Every writer has at least two voices. There’s the voice a writer uses to weave words—you could call this the narrative voice. And there’s a primary voice, a day-to-day voice you could call the personal voice, the voice a writer uses to state her opinions, to relate an event. It’s the voice you use when you’re simply being yourself.
While I’d imagine we both agree that there’s a lot to be gained from consuming the narrative words of writers—novels, essays, poems, articles—it’s also important to consume the words of the second voice. This personal voice, the writer’s own voice, can teach you about how writers are formed, why they write like they do, and what they think about the current state of literature and where it’s heading. It can help you interpret the narrative voice and help you better understand the community of real people to whom narratives are meaningful.
In honor of writers’ personal voices, the following is a collection of recent interviews and opinion pieces in which writers use their own voices to talk about themselves, their work and writing in general.
Is It Harder to Write About Happiness Than Its Opposite?
By Leslie Jamison and Adam Kirsch, The New York Times’ Book Review
In this article from The New York Times’ Book Review, novelist Leslie Jamison and poet Adam Kirsch offer their opinions on the value of happiness in story telling. Relying on Anna Karenina for her examples, part of Jamison’s argument is that happiness is most valuable in stories when it’s contrasting sadness: “Happiness works as prelude to sadness, or epilogue—as long as we feel its footage marred or distorted by the lurking horizon of its own absence.” Both writers admit that the literature scene has a bias toward the depressing, though, and think this bias may not be justified.

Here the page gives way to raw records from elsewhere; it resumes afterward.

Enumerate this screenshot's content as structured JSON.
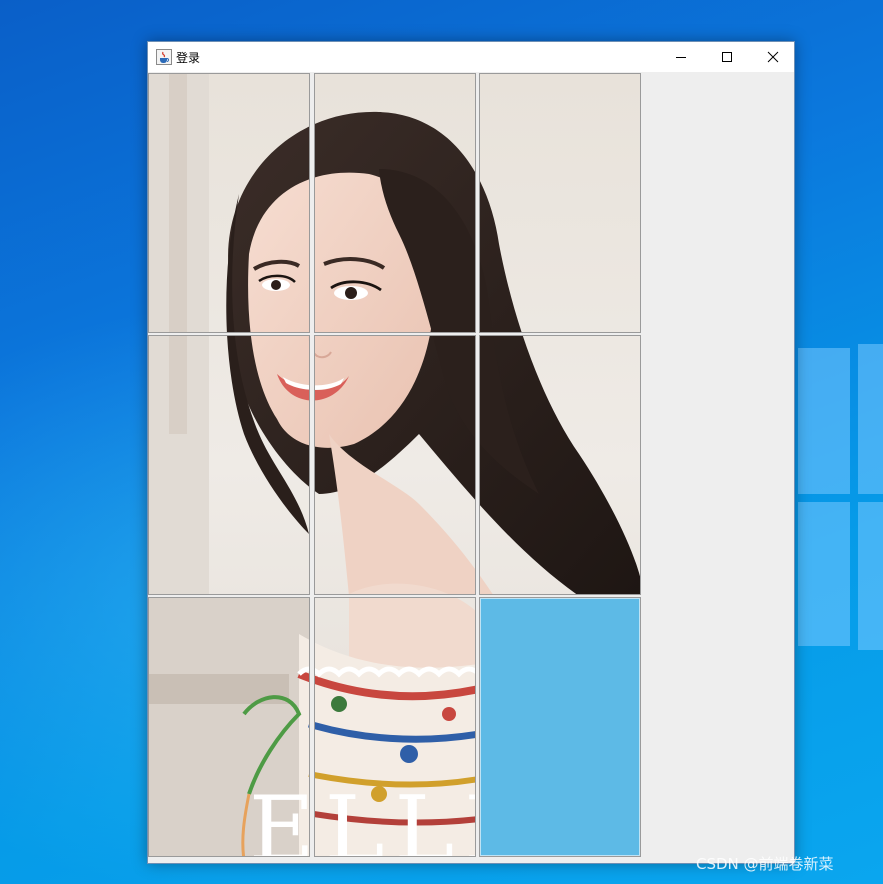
{
  "window": {
    "title": "登录",
    "icon": "java-cup-icon",
    "controls": [
      "minimize-icon",
      "maximize-icon",
      "close-icon"
    ]
  },
  "puzzle": {
    "rows": 3,
    "cols": 3,
    "tiles": [
      1,
      2,
      3,
      4,
      5,
      6,
      7,
      8,
      0
    ],
    "blank_color": "#5dbae6"
  },
  "watermark": "CSDN @前端卷新菜"
}
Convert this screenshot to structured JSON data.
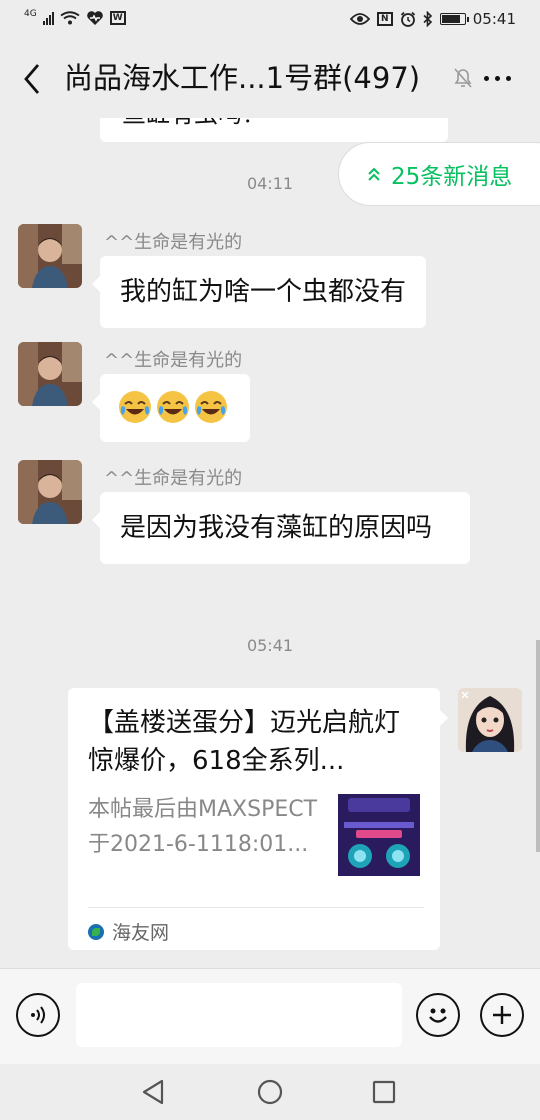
{
  "status_bar": {
    "network": "4G",
    "time": "05:41",
    "wps_label": "W",
    "nfc_label": "N"
  },
  "header": {
    "title": "尚品海水工作...1号群(497)"
  },
  "chat": {
    "partial_message": "鱼缸有虫吗？",
    "new_messages_label": "25条新消息",
    "timestamps": [
      "04:11",
      "05:41"
    ],
    "messages": [
      {
        "sender": "^^生命是有光的",
        "text": "我的缸为啥一个虫都没有"
      },
      {
        "sender": "^^生命是有光的",
        "emoji_count": 3,
        "emoji": "face-with-tears-of-joy"
      },
      {
        "sender": "^^生命是有光的",
        "text": "是因为我没有藻缸的原因吗"
      }
    ],
    "link_card": {
      "title": "【盖楼送蛋分】迈光启航灯惊爆价，618全系列...",
      "description": "本帖最后由MAXSPECT于2021-6-1118:01...",
      "source": "海友网"
    }
  },
  "input_bar": {
    "placeholder": ""
  },
  "colors": {
    "accent": "#07c160",
    "background": "#ededed",
    "bubble": "#ffffff"
  }
}
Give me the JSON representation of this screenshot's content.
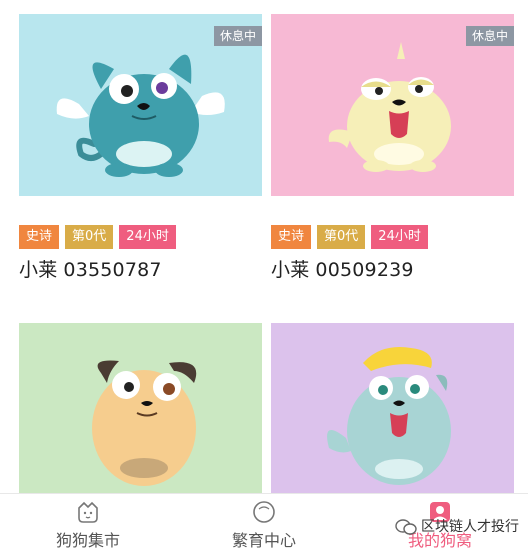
{
  "cards": [
    {
      "status": "休息中",
      "tags": [
        "史诗",
        "第0代",
        "24小时"
      ],
      "name": "小莱",
      "id": "03550787",
      "bg": "#b8e6ee"
    },
    {
      "status": "休息中",
      "tags": [
        "史诗",
        "第0代",
        "24小时"
      ],
      "name": "小莱",
      "id": "00509239",
      "bg": "#f7b9d4"
    },
    {
      "status": "",
      "tags": [],
      "name": "",
      "id": "",
      "bg": "#cbe8c2"
    },
    {
      "status": "",
      "tags": [],
      "name": "",
      "id": "",
      "bg": "#dcc2ec"
    }
  ],
  "tag_colors": [
    "#f0863f",
    "#d9ac48",
    "#ef5d7f"
  ],
  "tabbar": {
    "tabs": [
      {
        "label": "狗狗集市",
        "icon": "dog-face-icon"
      },
      {
        "label": "繁育中心",
        "icon": "circle-icon"
      },
      {
        "label": "我的狗窝",
        "icon": "profile-icon"
      }
    ],
    "active_tab": 2,
    "accent": "#ef5d7f"
  },
  "watermark": {
    "text": "区块链人才投行",
    "icon": "wechat-icon"
  }
}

Turning Out the Lights Just Isn’t Going to Do It: An Interview With Environmental Writer Elizabeth Kolbert
By Donna Seaman, Creative Nonfiction
The Spring 2014 issue of Creative Nonfiction features an author interview with Elizabeth Kolbert, epic journalist for The New York Times, Newsweek, and The New Yorker. Kolbert’s second book, The Sixth Extinction: An Unnatural History, has recently hit the shelves, and we’ll be proud to host her at Iowa State University, home of Flyway, for a lecture this week. In her Creative Nonfiction interview, Kolbert talks about her youth, her development as a journalist, and her burgeoning preoccupation with climate change.
How To Widen Your Vision
By Dinew Mengestu, The Atlantic
The Atlantic runs a series of essays called “By Heart,” wherein writers talk about passages they’ve read that have especially stuck with them and inspired them. In this essay, Dinew Mengestu, an Ethiopian-American novelist and journalist who is well-recognized as a preeminent rising star in letters, discusses his connection to Tayeb Salih’s Season of Migration to the North. “The story,” writes Mengestu, “set in a recently independent Sudan, with footprints in England and Egypt, mocks and eviscerates the clichés that come with looking at the world as a division between us and the Other.”
Half Falling, Half In Flight: A Conversation With Marc Neely
By Eric Higgins, AGNI Online
AGNI Online is running an “Emerging Poets Interview Series.” This particular interview with poet Marc Neely is a fascinating investigation of Neely’s process – the interview really gets under the hood, if you will. Neely discusses why he chose the particular layout and arrangement of his first book, Beasts of the Hill, how a few of the poems developed, and what drives him to write the way he does. “I love the ‘mathematical’ aspects of poetry. Form is where the poem begins for me,” says Neely. Higgins includes clips of Neely’s poems in the interview and walks slowly through them with the author.